The first two days of February have since ancient times been celebrated as a midwinter sacred festival in honour of the upcoming return of the Sun. This is the decisive time of midwifery, when the divine mother enters into the final gestation for spring. It is also Candlemas.
The term Candlemas comes from the tradition of the Roman Missal where the celebrant of the Mass on 2 February blesses the beeswax candles for use during the year. According to ordinary history candles have been used for more than 5000 years and were first developed by the Egyptians, although the Romans are credited with introducing wicks. The name candle comes from the Latin candere, which means “to shine”.
Candlemas is an ideal time for reawakening our capacity to shine who we truly are in the separated darkness of this world. “Wake up sleeper. Rise from the dead. Let the Christ enlighten you.” teaches the Gnostic Paul, summing up the core message of Christianity, which implies releasing our dormant identities based on separation and resurrecting our united luminous nature. Blessing candles on this day can be an empowering ceremony to exemplify this process and to remind it throughout the year, whenever those candles are used.
Candlemas commemorates the Purification of the Virgin Mary and the presentation of the infant Jesus in the Temple 40 days after his birth. It is the Christianised version of the Pagan celebration of Imbolc. Imbolc means, literally, “in the belly” (of the Mother), “in milk” or “milk wolf”.
This festival marked the mid-way point between the Winter Solstice and the Spring Equinox, and was celebrated with lights so as to accelerate the coming of spring. Although darkness was still prevalent in the sky, light gradually unveiled and needed encouragement to finally triumph.

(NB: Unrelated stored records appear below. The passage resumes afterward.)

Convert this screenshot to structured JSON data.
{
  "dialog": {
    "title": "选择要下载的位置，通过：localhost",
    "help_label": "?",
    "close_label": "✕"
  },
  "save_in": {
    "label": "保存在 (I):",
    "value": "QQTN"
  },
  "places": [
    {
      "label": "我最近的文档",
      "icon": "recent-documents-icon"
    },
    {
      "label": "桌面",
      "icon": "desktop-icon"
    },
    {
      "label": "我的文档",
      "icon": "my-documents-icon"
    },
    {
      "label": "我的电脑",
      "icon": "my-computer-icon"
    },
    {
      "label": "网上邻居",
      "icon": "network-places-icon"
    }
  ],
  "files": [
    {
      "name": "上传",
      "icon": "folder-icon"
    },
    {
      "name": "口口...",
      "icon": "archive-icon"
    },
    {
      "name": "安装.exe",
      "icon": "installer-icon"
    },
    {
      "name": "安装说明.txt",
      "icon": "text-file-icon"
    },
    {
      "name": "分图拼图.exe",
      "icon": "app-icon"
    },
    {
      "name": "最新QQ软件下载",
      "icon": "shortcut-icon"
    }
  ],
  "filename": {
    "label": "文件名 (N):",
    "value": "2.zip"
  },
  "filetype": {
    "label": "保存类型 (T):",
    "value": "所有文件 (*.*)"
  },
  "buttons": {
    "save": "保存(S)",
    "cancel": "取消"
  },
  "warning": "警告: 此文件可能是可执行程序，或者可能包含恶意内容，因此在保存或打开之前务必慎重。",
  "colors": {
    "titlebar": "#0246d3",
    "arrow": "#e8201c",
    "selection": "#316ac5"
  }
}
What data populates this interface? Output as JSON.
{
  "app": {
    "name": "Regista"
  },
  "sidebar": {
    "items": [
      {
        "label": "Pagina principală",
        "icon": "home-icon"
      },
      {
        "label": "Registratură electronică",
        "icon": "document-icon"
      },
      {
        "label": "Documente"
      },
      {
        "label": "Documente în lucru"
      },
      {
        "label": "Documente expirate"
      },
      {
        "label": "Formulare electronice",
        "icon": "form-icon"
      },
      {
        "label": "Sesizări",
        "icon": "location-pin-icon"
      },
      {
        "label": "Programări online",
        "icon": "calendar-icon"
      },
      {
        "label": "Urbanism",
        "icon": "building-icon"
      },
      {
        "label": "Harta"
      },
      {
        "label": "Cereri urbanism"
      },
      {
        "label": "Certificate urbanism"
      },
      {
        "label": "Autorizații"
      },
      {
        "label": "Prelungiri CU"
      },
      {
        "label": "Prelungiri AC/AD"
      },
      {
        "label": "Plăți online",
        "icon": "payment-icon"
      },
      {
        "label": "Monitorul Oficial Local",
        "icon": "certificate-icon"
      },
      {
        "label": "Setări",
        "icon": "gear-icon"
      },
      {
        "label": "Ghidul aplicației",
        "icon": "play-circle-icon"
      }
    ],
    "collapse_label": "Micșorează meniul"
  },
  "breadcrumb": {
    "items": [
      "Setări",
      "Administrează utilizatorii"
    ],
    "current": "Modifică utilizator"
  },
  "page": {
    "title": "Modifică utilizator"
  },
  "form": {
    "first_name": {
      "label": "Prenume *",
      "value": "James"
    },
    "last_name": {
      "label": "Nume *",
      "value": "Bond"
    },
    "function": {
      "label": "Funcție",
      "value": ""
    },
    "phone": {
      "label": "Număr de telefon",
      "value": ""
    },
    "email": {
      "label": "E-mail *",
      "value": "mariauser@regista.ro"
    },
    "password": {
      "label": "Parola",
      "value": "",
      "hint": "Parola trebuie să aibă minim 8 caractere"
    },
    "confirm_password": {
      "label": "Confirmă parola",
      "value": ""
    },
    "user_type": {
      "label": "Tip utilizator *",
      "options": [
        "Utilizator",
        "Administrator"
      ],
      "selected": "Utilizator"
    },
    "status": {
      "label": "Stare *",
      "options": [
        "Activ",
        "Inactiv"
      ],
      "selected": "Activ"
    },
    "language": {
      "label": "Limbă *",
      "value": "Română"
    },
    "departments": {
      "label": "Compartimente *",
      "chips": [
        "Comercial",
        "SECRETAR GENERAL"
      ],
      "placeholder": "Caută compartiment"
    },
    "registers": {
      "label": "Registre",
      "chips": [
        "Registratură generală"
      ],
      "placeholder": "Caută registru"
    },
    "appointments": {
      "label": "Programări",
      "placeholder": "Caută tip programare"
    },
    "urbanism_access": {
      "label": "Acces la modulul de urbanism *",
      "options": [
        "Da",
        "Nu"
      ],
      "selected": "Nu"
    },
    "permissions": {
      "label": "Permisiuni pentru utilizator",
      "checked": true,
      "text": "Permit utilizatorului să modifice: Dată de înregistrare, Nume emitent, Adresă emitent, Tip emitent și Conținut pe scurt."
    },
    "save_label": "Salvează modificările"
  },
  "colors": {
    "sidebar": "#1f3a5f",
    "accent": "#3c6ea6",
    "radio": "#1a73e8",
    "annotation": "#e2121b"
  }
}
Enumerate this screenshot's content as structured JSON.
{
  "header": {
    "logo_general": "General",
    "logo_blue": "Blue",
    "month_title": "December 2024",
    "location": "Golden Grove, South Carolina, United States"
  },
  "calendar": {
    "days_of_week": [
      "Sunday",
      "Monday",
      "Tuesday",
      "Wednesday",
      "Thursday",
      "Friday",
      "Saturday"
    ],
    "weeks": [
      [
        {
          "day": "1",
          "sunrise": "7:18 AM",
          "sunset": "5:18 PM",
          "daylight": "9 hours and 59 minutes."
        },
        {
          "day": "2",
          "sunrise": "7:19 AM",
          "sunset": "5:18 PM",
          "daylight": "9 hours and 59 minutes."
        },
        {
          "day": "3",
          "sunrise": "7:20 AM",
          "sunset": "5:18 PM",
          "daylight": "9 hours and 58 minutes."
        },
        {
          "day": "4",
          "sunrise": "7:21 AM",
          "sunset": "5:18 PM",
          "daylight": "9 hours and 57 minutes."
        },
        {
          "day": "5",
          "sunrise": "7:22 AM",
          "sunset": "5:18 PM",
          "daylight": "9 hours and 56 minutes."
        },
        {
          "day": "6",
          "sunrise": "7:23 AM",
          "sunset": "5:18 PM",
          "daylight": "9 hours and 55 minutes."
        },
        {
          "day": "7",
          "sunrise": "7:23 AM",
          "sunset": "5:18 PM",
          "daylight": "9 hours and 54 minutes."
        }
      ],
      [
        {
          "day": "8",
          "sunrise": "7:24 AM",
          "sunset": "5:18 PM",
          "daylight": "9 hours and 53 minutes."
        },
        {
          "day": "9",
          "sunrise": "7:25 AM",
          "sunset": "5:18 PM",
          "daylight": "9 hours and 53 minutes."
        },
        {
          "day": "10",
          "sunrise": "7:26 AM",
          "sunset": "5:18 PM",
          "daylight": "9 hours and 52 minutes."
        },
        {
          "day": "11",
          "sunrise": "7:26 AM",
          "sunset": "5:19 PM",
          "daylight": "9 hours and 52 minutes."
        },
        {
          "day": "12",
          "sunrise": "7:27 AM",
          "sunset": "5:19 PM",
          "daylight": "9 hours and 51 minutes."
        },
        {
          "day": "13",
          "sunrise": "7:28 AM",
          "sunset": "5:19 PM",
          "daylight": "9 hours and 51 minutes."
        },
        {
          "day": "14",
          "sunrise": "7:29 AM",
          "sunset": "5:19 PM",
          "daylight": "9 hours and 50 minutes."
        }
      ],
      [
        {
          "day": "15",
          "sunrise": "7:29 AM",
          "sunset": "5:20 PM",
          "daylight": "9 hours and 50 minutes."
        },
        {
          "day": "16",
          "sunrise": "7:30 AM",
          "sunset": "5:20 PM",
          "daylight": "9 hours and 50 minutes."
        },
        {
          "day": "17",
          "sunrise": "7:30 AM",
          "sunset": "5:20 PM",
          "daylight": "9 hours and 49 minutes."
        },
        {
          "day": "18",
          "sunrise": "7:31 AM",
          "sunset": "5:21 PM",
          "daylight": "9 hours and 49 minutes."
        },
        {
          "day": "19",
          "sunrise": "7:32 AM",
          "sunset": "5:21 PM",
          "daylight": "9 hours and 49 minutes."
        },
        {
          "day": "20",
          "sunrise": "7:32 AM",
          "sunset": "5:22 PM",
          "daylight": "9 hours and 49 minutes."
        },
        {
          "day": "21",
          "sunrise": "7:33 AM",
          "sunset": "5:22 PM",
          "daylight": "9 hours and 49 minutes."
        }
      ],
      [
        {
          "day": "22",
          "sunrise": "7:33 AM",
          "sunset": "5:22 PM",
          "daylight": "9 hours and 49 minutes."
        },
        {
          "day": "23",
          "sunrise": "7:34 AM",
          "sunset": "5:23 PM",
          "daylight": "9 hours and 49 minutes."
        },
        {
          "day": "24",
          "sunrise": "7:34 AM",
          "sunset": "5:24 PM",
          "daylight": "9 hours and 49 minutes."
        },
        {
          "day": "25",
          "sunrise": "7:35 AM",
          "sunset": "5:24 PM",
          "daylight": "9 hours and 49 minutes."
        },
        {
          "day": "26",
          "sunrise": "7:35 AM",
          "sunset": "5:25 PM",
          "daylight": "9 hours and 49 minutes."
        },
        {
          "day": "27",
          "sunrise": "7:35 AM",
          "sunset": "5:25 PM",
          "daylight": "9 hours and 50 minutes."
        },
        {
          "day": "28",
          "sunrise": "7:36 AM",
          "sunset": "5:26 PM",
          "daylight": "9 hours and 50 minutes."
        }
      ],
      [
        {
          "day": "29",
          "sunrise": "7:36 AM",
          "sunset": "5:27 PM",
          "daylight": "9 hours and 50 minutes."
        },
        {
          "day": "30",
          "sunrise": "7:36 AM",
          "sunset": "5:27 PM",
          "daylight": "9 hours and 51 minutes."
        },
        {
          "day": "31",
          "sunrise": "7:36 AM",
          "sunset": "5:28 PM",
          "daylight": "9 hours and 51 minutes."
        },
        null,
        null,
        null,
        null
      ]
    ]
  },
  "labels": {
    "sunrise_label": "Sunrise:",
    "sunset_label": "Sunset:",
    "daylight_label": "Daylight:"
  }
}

In the Pagan tradition Cernunnos, the Horned God, was the virile male deity ruling darkness. Imbolc represented the impregnation of the feminine deity by the masculine. The God of Darkness lit up his abode with candles to welcome the Goddess of Light and impregnate her. Light and Darkness are two inseparable polarities, who play their loving dance through the cycle of the year. Candles are sacred instruments for awareness and soul retrieval. Their light requires darkness in order to be seen, just as awareness and visibility are sustained by a background of unconscious and unseen reality.
Blessing and using candles is a way to celebrate the light and to honour the dark roots of the path towards illumination. In the lunation cycle Candlemas is associated with the Crescent Moon, corresponding to 3 am in the daily cycle.
The festival is also called Brigit’s Day, with reference to the Irish triple Goddess Brigit (pronounced “breed”), known in Scotland as Bride, transformed by the Catholic Church into St. Brigit of Kildare, the patron of Ireland. Brigit is a Goddess of fire, patroness of smithcraft, poetry, and healing. Similarly to the Roman Vesta, Brigit was associated with the perpetual and sacred flame, which is still maintained by 19 nuns at her sanctuary in Kildare. She was the goddess of whatever was regarded as non-ordinary at a high level, and a triple goddess
In the United States and Canada, Candlemas evolved into Groundhog Day celebrated on the same date. Candlemas is often a reference for predicting the weather for the coming year. An old British rhyme tells that “if Candlemas Day be bright and clear, there’ll be two winters in the year”. Another custom is weaving “Brigit’s crosses” from straw or wheat to hang around the house for protection, performing rituals of cleansing and purification, placing a lighted candle in each window of the house for a whole day, and obviously making candles.